━━ SUPPLIED MATERIAL

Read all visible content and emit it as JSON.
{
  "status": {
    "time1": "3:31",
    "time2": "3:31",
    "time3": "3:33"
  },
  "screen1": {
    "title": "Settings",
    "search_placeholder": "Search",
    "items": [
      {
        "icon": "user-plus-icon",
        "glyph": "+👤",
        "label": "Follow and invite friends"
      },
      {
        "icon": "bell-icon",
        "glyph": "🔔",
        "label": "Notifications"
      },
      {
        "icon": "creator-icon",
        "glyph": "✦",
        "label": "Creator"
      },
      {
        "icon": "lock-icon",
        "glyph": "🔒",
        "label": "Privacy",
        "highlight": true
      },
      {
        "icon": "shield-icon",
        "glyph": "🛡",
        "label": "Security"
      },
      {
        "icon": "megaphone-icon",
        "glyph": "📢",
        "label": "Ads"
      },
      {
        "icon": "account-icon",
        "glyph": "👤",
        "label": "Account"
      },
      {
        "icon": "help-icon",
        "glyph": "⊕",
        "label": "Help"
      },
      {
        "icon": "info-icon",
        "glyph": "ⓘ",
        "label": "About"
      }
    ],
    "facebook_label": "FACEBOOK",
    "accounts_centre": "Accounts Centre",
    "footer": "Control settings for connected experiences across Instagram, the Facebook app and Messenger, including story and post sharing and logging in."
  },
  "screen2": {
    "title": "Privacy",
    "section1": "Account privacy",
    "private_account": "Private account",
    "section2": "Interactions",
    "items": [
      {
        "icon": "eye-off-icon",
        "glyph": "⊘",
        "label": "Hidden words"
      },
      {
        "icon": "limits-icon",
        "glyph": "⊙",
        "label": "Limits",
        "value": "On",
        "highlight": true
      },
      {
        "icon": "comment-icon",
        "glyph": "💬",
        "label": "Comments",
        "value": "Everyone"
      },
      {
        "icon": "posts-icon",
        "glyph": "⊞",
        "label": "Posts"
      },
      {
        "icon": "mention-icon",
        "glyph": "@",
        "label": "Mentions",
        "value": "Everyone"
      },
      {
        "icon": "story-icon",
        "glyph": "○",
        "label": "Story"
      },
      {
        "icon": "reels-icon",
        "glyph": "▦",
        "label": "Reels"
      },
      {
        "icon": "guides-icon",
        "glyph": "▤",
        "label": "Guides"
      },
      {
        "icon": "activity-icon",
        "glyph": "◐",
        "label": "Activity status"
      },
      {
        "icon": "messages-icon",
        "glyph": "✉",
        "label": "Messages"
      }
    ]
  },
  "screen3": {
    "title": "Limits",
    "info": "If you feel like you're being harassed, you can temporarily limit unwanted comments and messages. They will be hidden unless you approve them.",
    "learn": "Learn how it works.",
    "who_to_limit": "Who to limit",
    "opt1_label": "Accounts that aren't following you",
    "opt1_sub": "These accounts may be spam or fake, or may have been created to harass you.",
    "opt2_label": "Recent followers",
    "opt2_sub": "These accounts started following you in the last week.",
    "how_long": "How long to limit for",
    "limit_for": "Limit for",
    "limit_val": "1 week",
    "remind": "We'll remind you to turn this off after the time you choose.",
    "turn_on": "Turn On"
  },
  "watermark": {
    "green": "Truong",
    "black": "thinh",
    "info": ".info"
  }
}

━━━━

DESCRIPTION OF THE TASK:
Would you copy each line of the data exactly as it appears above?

ANSWER SECTION:
Read all visible content and emit it as JSON.
{
  "status": {
    "time1": "3:31",
    "time2": "3:31",
    "time3": "3:33"
  },
  "screen1": {
    "title": "Settings",
    "search_placeholder": "Search",
    "items": [
      {
        "icon": "user-plus-icon",
        "glyph": "+👤",
        "label": "Follow and invite friends"
      },
      {
        "icon": "bell-icon",
        "glyph": "🔔",
        "label": "Notifications"
      },
      {
        "icon": "creator-icon",
        "glyph": "✦",
        "label": "Creator"
      },
      {
        "icon": "lock-icon",
        "glyph": "🔒",
        "label": "Privacy",
        "highlight": true
      },
      {
        "icon": "shield-icon",
        "glyph": "🛡",
        "label": "Security"
      },
      {
        "icon": "megaphone-icon",
        "glyph": "📢",
        "label": "Ads"
      },
      {
        "icon": "account-icon",
        "glyph": "👤",
        "label": "Account"
      },
      {
        "icon": "help-icon",
        "glyph": "⊕",
        "label": "Help"
      },
      {
        "icon": "info-icon",
        "glyph": "ⓘ",
        "label": "About"
      }
    ],
    "facebook_label": "FACEBOOK",
    "accounts_centre": "Accounts Centre",
    "footer": "Control settings for connected experiences across Instagram, the Facebook app and Messenger, including story and post sharing and logging in."
  },
  "screen2": {
    "title": "Privacy",
    "section1": "Account privacy",
    "private_account": "Private account",
    "section2": "Interactions",
    "items": [
      {
        "icon": "eye-off-icon",
        "glyph": "⊘",
        "label": "Hidden words"
      },
      {
        "icon": "limits-icon",
        "glyph": "⊙",
        "label": "Limits",
        "value": "On",
        "highlight": true
      },
      {
        "icon": "comment-icon",
        "glyph": "💬",
        "label": "Comments",
        "value": "Everyone"
      },
      {
        "icon": "posts-icon",
        "glyph": "⊞",
        "label": "Posts"
      },
      {
        "icon": "mention-icon",
        "glyph": "@",
        "label": "Mentions",
        "value": "Everyone"
      },
      {
        "icon": "story-icon",
        "glyph": "○",
        "label": "Story"
      },
      {
        "icon": "reels-icon",
        "glyph": "▦",
        "label": "Reels"
      },
      {
        "icon": "guides-icon",
        "glyph": "▤",
        "label": "Guides"
      },
      {
        "icon": "activity-icon",
        "glyph": "◐",
        "label": "Activity status"
      },
      {
        "icon": "messages-icon",
        "glyph": "✉",
        "label": "Messages"
      }
    ]
  },
  "screen3": {
    "title": "Limits",
    "info": "If you feel like you're being harassed, you can temporarily limit unwanted comments and messages. They will be hidden unless you approve them.",
    "learn": "Learn how it works.",
    "who_to_limit": "Who to limit",
    "opt1_label": "Accounts that aren't following you",
    "opt1_sub": "These accounts may be spam or fake, or may have been created to harass you.",
    "opt2_label": "Recent followers",
    "opt2_sub": "These accounts started following you in the last week.",
    "how_long": "How long to limit for",
    "limit_for": "Limit for",
    "limit_val": "1 week",
    "remind": "We'll remind you to turn this off after the time you choose.",
    "turn_on": "Turn On"
  },
  "watermark": {
    "green": "Truong",
    "black": "thinh",
    "info": ".info"
  }
}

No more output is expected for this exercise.